It is important to have a goal in mind when building a computer program and to predict what the outcome might be before trying it out. We believe in providing opportunities for the consideration of a program goal and encouragement to predict potential outcomes when using different strategies to realise this goal.


Collaborating and sharing is a powerful way to learn. This allows you to 'decentre', while trying to see a problem from another's perspective as well as defend your own approach and compare it with others. We suggest the inclusion of meaningful opportunities to share and build on others' ideas, whilst acknowledging the on-going development of collaboration skills and providing appropriate scaffolding for these activities.


To make connections between programming and mathematics the ideas developed through Scratch programming have to be re-contextualised and re-built in the language of mathematics. We recommend any links with conventional mathematics to be made explicit during the activities and also for the provision of opportunities to re-contextualise their learning in an environment outside of Scratch.

Ideally, all teachers will have the opportunity to participate in the ScratchMaths PD events organised by one of our partners who have been involved in the project for several years and are experienced in providing PD sessions that appropriately prepare teachers to deliver ScratchMaths within their classrooms. In you are interested in attending ScratchMaths PD please get in contact with your nearest ScratchMaths PD provider:

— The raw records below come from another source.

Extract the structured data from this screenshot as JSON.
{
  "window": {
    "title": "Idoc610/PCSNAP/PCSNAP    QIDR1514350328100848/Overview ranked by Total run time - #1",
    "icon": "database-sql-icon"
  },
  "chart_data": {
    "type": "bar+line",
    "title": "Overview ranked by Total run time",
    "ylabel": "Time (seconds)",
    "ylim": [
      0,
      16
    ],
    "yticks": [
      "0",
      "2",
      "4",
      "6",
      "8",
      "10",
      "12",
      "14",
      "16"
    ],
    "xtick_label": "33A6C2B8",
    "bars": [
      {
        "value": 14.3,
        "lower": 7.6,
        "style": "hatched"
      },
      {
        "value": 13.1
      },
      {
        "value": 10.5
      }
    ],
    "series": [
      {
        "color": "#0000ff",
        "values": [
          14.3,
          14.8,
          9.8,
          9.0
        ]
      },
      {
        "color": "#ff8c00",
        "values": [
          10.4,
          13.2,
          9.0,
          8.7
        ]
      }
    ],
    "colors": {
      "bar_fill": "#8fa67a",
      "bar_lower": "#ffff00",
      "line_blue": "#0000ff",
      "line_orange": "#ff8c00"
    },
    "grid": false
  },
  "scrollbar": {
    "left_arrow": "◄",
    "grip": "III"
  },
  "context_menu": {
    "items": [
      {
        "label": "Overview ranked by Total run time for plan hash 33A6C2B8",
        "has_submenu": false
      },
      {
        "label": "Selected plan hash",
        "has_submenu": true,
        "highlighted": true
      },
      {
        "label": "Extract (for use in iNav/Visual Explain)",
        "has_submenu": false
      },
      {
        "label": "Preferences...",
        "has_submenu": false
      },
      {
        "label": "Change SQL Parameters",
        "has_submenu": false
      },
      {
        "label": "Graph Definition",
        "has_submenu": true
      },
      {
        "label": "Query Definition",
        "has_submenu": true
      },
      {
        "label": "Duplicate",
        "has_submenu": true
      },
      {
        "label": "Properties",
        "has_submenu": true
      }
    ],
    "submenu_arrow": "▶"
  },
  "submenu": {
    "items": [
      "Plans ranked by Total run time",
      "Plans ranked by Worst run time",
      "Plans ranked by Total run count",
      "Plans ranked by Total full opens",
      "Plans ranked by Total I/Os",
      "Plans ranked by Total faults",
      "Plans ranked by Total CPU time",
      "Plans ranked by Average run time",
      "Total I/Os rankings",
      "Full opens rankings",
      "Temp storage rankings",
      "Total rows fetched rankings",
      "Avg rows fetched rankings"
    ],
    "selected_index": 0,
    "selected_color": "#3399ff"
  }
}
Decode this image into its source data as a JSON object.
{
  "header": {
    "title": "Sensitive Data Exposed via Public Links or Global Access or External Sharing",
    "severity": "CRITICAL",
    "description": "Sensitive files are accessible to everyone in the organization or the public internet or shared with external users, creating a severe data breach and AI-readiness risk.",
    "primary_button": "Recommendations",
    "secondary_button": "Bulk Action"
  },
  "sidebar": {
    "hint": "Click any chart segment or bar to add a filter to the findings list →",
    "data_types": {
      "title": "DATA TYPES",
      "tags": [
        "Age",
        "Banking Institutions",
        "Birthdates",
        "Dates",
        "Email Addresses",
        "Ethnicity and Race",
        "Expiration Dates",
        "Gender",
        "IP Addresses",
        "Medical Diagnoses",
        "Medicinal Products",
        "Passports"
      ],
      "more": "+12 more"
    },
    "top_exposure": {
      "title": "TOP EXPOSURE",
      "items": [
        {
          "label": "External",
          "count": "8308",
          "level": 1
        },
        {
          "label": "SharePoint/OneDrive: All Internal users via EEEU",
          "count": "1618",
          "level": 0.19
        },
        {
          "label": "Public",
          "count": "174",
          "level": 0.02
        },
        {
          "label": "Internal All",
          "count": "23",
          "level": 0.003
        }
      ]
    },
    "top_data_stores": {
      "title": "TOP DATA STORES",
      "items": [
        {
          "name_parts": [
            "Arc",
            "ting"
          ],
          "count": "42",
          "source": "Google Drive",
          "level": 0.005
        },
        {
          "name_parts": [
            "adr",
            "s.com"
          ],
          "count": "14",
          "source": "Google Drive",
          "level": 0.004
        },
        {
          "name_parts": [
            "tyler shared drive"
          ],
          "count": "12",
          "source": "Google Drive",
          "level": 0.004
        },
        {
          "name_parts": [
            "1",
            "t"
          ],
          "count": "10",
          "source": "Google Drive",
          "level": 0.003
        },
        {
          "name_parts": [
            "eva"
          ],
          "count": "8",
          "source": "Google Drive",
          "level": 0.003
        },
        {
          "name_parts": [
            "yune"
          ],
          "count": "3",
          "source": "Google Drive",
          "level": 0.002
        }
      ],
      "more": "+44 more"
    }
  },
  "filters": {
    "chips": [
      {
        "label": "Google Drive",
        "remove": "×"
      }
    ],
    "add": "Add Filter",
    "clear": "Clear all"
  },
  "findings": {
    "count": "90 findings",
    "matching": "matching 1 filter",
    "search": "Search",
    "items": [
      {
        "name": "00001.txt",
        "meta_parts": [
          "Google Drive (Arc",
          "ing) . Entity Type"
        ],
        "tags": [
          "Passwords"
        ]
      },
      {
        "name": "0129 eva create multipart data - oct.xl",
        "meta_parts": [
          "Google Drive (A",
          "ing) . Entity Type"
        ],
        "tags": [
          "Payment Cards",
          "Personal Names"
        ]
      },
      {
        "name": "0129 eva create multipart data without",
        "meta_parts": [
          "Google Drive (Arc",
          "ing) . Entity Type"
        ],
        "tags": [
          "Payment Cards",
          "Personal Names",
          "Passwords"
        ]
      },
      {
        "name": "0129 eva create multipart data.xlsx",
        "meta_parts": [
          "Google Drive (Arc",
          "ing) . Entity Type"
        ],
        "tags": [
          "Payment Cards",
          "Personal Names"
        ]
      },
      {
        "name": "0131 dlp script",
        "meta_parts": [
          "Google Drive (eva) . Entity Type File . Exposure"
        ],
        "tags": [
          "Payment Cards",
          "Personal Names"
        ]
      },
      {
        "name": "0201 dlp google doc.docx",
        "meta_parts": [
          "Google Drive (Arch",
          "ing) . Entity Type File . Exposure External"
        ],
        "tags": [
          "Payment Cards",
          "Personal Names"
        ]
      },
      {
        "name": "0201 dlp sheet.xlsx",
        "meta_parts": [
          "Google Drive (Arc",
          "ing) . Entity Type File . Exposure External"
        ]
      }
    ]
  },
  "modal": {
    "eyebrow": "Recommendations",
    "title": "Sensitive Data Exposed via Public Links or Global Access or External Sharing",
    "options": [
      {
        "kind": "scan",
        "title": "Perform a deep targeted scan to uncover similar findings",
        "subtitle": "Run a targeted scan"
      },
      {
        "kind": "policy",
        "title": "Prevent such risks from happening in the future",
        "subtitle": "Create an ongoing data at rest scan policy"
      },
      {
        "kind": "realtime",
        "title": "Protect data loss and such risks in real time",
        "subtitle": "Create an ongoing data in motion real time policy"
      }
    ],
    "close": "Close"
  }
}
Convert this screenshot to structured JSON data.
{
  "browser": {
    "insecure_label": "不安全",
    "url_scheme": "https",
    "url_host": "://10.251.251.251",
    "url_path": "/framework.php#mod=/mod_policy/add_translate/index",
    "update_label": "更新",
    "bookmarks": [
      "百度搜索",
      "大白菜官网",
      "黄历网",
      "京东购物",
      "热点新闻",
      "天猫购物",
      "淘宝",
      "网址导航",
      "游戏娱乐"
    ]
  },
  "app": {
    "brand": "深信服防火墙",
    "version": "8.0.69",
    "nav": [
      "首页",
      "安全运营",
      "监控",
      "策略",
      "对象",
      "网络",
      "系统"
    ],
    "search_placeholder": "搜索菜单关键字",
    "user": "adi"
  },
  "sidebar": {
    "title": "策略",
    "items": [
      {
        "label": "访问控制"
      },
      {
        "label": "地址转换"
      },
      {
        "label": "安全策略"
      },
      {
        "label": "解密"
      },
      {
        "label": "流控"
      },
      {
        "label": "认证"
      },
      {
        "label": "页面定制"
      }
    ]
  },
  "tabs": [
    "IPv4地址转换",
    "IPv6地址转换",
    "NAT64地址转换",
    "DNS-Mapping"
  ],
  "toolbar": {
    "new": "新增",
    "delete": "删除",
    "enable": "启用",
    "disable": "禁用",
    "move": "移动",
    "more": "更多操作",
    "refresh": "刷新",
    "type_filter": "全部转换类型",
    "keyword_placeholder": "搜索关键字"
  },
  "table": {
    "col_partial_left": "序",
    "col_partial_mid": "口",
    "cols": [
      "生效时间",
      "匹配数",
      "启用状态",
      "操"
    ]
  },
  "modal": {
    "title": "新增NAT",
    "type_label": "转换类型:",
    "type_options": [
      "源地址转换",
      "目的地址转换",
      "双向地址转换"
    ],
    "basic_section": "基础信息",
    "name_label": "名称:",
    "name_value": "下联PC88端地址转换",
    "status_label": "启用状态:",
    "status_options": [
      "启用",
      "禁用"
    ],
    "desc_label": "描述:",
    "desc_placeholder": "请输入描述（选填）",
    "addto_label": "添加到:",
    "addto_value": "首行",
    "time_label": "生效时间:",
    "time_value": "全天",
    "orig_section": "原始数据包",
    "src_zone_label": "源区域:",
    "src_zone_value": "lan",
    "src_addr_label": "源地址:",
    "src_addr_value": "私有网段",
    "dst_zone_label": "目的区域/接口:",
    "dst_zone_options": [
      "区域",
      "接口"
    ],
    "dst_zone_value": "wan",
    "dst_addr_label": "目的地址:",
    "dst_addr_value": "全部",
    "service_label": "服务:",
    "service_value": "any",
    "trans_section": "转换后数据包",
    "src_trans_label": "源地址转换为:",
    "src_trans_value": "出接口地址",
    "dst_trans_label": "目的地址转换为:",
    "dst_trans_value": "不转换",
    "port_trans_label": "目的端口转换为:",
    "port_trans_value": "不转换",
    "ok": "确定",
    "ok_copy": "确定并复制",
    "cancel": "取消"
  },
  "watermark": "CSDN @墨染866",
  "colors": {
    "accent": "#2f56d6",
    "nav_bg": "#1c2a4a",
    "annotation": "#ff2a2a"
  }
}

AreaProviderContact details
BradfordThe Curriculum Innovation ServicePaul Scott ticbradford.com
DevonBabcock EducationRuth Trundley Ruth.Trundley@babcockinternational.com
LondonLondon Connected Learning CentreJoe Halloran info@londonclc.org.uk
MerseysideHi-Impact ConsultancyGareth Griffiths office@hi-impact.co.uk
SomersetSomerset eLIMJulia Briggs elimadmin@somerset.gov.uk
StaffordEntrustJill Gosnay LT@entrust-ed.co.uk
Technical setup

The ScratchMaths curriculum is designed for Scratch 2.0 (not 1.4) many aspects are not compatible with the older version.

You can choose whether need to use Scratch online (through the scratch.mit.edu website) or offline by downloading the offline editor from: https://scratch.mit.edu/scratch2download/.

You are able to request a Scratch teacher account to help you manage your pupils online accounts https://scratch.mit.edu/educators/#teacher-accounts. If you decide to use online Scratch we would still recommend that you have offline Scratch installed on your school computers as a back up.

Please note Scratch is currently not available on the iPad.

Funders and partners

The ScratchMaths project was originally funded by the Education Endowment Foundation and formed part of a randomised control trial, which was undertaken by independent evaluators at Sheffield Hallam University, with the results due to be published at the end of 2017.